Positive effects

The commission is right when it says technology mainly has a positive effect on jobs and work.

Think of, say, dishwashers. These machines let people spend less time with their hands in a sink full of plates and greasy water.

Someone has to make, distribute and sell then install dishwashers. They generally require regular servicing. These jobs are all better quality, better-paid jobs than minimum wage dishwashing.

And, let’s face it, a lot of that dishwashing was unpaid domestic work.

There’s also an industry supplying dishwasher detergent and rinsing agents.

Instead of spending time dishwashing, people can cook more elaborate meals. They can spend their time on other more productive tasks. Instead of domestic drudgery, people could get jobs.

If you look only at dishwashing, the sum of created jobs might be negative. Yet by displacing a menial task, other more productive opportunities open up.

This, in a nutshell, is why technology can displace jobs, but it can also often create as many or even more than it destroys.

We do a poor job

Back at the Productivity Commission Kavanagh says: “Technological change may pick up in the future but even so, it will take time to diffuse and affect work in New Zealand. We do a poor job of picking up technology quickly.”

You don’t need to look far to understand the truth of this statement.

Anyone who has been following the fuss about people adapting to watching the 2019 Rugby World Cup on streaming digital services instead of satellite TV can see this is on the money.

About half the population is ready to stream, close to half the population is pulling their hair out in frustration coming to terms with what is, in reality, a very simple switch from one medium to another.

Education is critical here. So is experience.

Rugby World Cup, productivity

Anyone who has spent the last decade or two using questionable services to download music and videos and then moved on to Netflix would find streaming Rugby World Cup games to be trivial.

Yet for people who have never seen BitTorrent, Chromecast or Apple TV, it can be a challenge.

There’s a clear link between the challenges Spark faces with domestic entertainment technology adoption and people at the sharp end of our economic extracting value from business technology.
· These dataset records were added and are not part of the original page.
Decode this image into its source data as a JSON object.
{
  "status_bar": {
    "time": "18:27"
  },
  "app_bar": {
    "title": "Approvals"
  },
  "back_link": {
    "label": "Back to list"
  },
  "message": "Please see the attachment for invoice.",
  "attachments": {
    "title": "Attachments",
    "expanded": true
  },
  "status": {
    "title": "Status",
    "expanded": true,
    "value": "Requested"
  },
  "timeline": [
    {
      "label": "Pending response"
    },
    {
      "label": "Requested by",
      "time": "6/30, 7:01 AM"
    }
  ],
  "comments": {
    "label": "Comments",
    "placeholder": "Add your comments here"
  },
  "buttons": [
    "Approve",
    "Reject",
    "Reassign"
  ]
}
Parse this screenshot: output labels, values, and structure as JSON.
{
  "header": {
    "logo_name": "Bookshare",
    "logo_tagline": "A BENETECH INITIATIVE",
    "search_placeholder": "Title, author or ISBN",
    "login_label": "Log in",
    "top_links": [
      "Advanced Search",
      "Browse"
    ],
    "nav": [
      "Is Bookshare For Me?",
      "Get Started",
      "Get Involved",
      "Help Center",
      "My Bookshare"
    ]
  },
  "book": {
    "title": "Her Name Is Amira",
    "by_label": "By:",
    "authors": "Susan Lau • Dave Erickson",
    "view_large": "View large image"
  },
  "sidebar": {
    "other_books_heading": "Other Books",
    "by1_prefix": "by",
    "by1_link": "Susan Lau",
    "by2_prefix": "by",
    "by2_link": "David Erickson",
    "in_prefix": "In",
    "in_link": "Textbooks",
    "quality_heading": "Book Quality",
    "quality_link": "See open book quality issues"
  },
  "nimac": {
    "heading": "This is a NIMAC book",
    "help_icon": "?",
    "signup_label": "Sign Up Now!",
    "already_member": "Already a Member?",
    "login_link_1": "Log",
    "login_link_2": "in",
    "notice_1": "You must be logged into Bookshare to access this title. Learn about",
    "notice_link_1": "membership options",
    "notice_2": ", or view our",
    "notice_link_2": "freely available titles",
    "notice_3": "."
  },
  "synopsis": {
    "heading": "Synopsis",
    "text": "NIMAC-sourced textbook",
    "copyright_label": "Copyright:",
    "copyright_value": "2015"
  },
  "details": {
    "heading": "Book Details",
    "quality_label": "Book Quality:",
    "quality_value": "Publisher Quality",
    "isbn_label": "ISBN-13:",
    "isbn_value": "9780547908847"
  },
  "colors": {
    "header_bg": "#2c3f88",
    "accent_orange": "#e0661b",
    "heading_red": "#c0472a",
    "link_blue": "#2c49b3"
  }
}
Watching how this plays out with the Rugby World Cup could give us some clues about how to better leverage computers, broadband and other tools that can improve productivity.